Expert problem-solving by new principals within the context of low-performing urban schools: A study of new principals' perceptions of their problem understanding and problem-solving and the role disposition plays in re-culturing low-performing urban schools

Date of Completion

January 2004


Education, Administration

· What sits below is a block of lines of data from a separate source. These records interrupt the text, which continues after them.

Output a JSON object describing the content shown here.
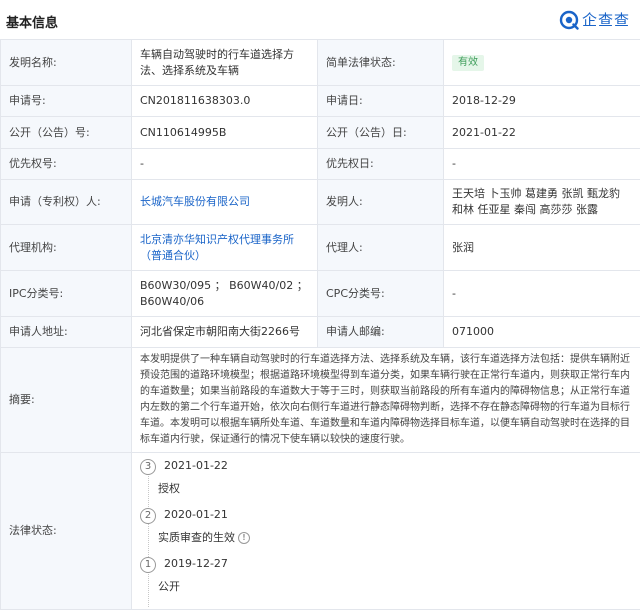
{
  "section_title": "基本信息",
  "brand": {
    "name": "企查查",
    "color": "#1a64c8"
  },
  "fields": {
    "invention_name": {
      "label": "发明名称:",
      "value": "车辆自动驾驶时的行车道选择方法、选择系统及车辆"
    },
    "legal_status_brief": {
      "label": "简单法律状态:",
      "value": "有效"
    },
    "app_no": {
      "label": "申请号:",
      "value": "CN201811638303.0"
    },
    "app_date": {
      "label": "申请日:",
      "value": "2018-12-29"
    },
    "pub_no": {
      "label": "公开（公告）号:",
      "value": "CN110614995B"
    },
    "pub_date": {
      "label": "公开（公告）日:",
      "value": "2021-01-22"
    },
    "priority_no": {
      "label": "优先权号:",
      "value": "-"
    },
    "priority_date": {
      "label": "优先权日:",
      "value": "-"
    },
    "applicant": {
      "label": "申请（专利权）人:",
      "value": "长城汽车股份有限公司"
    },
    "inventor": {
      "label": "发明人:",
      "value": "王天培 卜玉帅 葛建勇 张凯 甄龙豹 和林 任亚星 秦闯 高莎莎 张露"
    },
    "agency": {
      "label": "代理机构:",
      "value": "北京清亦华知识产权代理事务所（普通合伙）"
    },
    "agent": {
      "label": "代理人:",
      "value": "张润"
    },
    "ipc": {
      "label": "IPC分类号:",
      "value": "B60W30/095 ； B60W40/02 ； B60W40/06"
    },
    "cpc": {
      "label": "CPC分类号:",
      "value": "-"
    },
    "address": {
      "label": "申请人地址:",
      "value": "河北省保定市朝阳南大街2266号"
    },
    "postcode": {
      "label": "申请人邮编:",
      "value": "071000"
    },
    "abstract": {
      "label": "摘要:",
      "value": "本发明提供了一种车辆自动驾驶时的行车道选择方法、选择系统及车辆，该行车道选择方法包括：提供车辆附近预设范围的道路环境模型；根据道路环境模型得到车道分类，如果车辆行驶在正常行车道内，则获取正常行车内的车道数量；如果当前路段的车道数大于等于三时，则获取当前路段的所有车道内的障碍物信息；从正常行车道内左数的第二个行车道开始，依次向右侧行车道进行静态障碍物判断，选择不存在静态障碍物的行车道为目标行车道。本发明可以根据车辆所处车道、车道数量和车道内障碍物选择目标车道，以便车辆自动驾驶时在选择的目标车道内行驶，保证通行的情况下使车辆以较快的速度行驶。"
    },
    "legal_status": {
      "label": "法律状态:"
    }
  },
  "timeline": [
    {
      "number": "3",
      "date": "2021-01-22",
      "status": "授权",
      "info": false
    },
    {
      "number": "2",
      "date": "2020-01-21",
      "status": "实质审查的生效",
      "info": true
    },
    {
      "number": "1",
      "date": "2019-12-27",
      "status": "公开",
      "info": false
    }
  ],
  "colors": {
    "link": "#1a64c8",
    "badge_bg": "#e5f6e9",
    "badge_text": "#3f9e5b",
    "label_bg": "#f5f8fc",
    "border": "#e3e6ec"
  }
}
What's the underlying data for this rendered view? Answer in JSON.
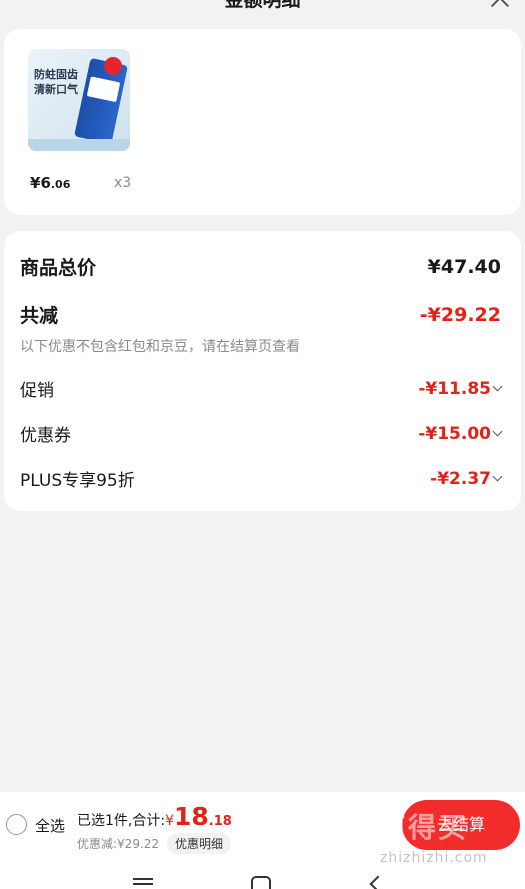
{
  "header": {
    "title": "金额明细"
  },
  "product": {
    "image_text": "防蛀固齿\n清新口气",
    "price_symbol": "¥",
    "price_int": "6",
    "price_dec": ".06",
    "quantity": "x3"
  },
  "breakdown": {
    "total_label": "商品总价",
    "total_value": "¥47.40",
    "reduce_label": "共减",
    "reduce_value": "-¥29.22",
    "note": "以下优惠不包含红包和京豆，请在结算页查看",
    "items": [
      {
        "label": "促销",
        "value": "-¥11.85"
      },
      {
        "label": "优惠券",
        "value": "-¥15.00"
      },
      {
        "label": "PLUS专享95折",
        "value": "-¥2.37"
      }
    ]
  },
  "bottom": {
    "select_all": "全选",
    "selected_text": "已选1件,合计:",
    "total_symbol": "¥",
    "total_int": "18",
    "total_dec": ".18",
    "discount_text": "优惠减:¥29.22",
    "detail_label": "优惠明细",
    "checkout_label": "去结算",
    "watermark": "值得买",
    "watermark_url": "zhizhizhi.com"
  },
  "colors": {
    "accent": "#e2231a",
    "button": "#f22b2b",
    "background": "#f2f2f2"
  }
}
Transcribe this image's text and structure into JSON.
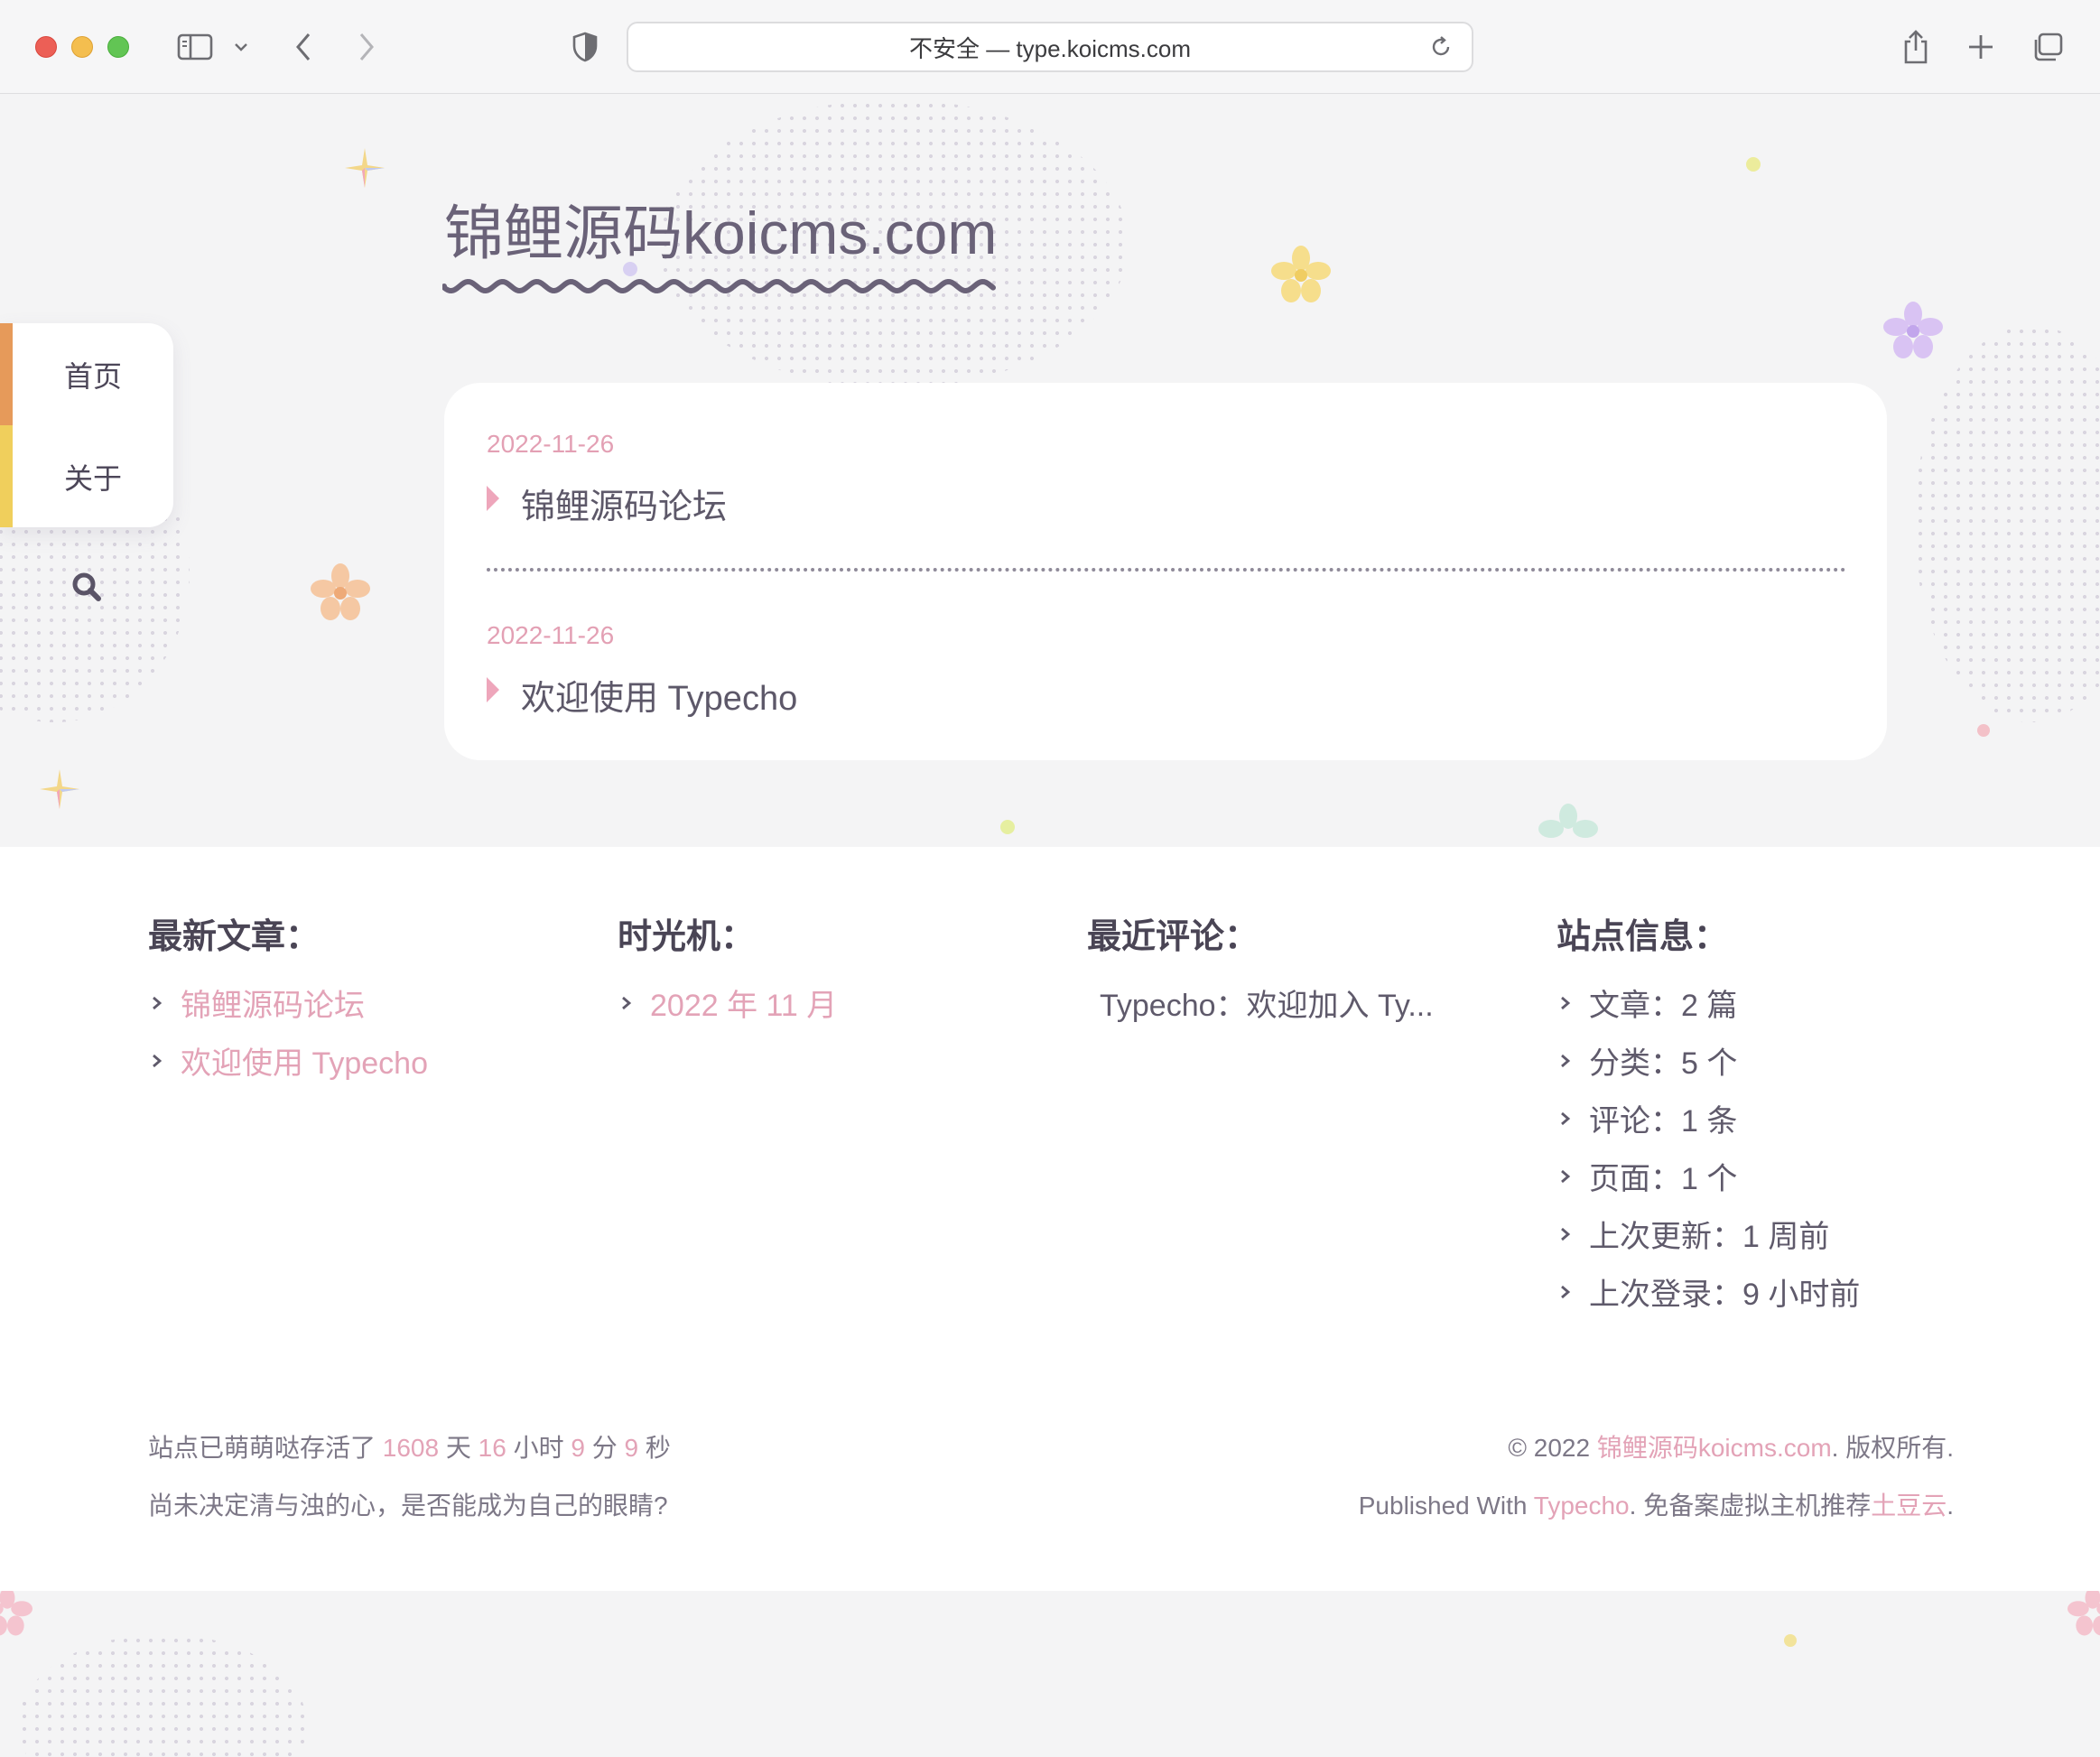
{
  "browser": {
    "address": "不安全 — type.koicms.com"
  },
  "site": {
    "title": "锦鲤源码koicms.com"
  },
  "nav": {
    "items": [
      {
        "label": "首页"
      },
      {
        "label": "关于"
      }
    ]
  },
  "posts": [
    {
      "date": "2022-11-26",
      "title": "锦鲤源码论坛"
    },
    {
      "date": "2022-11-26",
      "title": "欢迎使用 Typecho"
    }
  ],
  "footer": {
    "latest": {
      "title": "最新文章：",
      "items": [
        "锦鲤源码论坛",
        "欢迎使用 Typecho"
      ]
    },
    "archive": {
      "title": "时光机：",
      "items": [
        "2022 年 11 月"
      ]
    },
    "comments": {
      "title": "最近评论：",
      "items": [
        "Typecho：欢迎加入 Ty..."
      ]
    },
    "stats": {
      "title": "站点信息：",
      "items": [
        "文章：2 篇",
        "分类：5 个",
        "评论：1 条",
        "页面：1 个",
        "上次更新：1 周前",
        "上次登录：9 小时前"
      ]
    },
    "uptime": {
      "prefix": "站点已萌萌哒存活了 ",
      "days": "1608",
      "days_unit": " 天 ",
      "hours": "16",
      "hours_unit": " 小时 ",
      "minutes": "9",
      "minutes_unit": " 分 ",
      "seconds": "9",
      "seconds_unit": " 秒"
    },
    "motto": "尚未决定清与浊的心，是否能成为自己的眼睛?",
    "copyright": {
      "prefix": "© 2022 ",
      "site": "锦鲤源码koicms.com",
      "suffix": ". 版权所有."
    },
    "published": {
      "prefix": "Published With ",
      "engine": "Typecho",
      "middle": ". 免备案虚拟主机推荐",
      "host": "土豆云",
      "suffix": "."
    }
  },
  "colors": {
    "accent_pink": "#e3a3b7",
    "nav_orange": "#e69a5a",
    "nav_yellow": "#f0cf5c",
    "title": "#6a6278"
  }
}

The purpose of this investigation was to elucidate those problem-solving processes and practices that have enabled first-year principals in New York City's Chancellor's District Schools for “failing schools,” Schools Undergoing Registration Review (SURR), to make changes in their schools that resulted in an improvement in their yearly state reading and math scores. Although novices, the assumption was that these transformational principals used specific, expert-like processes and techniques to make sense of their often turbulent environments to create change that enabled them to improve the instructional program. Three components of problem processing—understanding (which includes interpretation and goals), solving (which includes constraints and solution processes), and the influence of dispositions (which includes values and mood)—were utilized as a framework for this study. An in-depth, descriptive, qualitative design was selected with a phenomenological approach that utilized three iterative, intensive interviews. The resulting case study describes first-year SURR principals' problem understanding and problem solving strategies and the role of disposition. The implications from this case study provide a means of selection, guidance, support, and professional development for future new principals. ^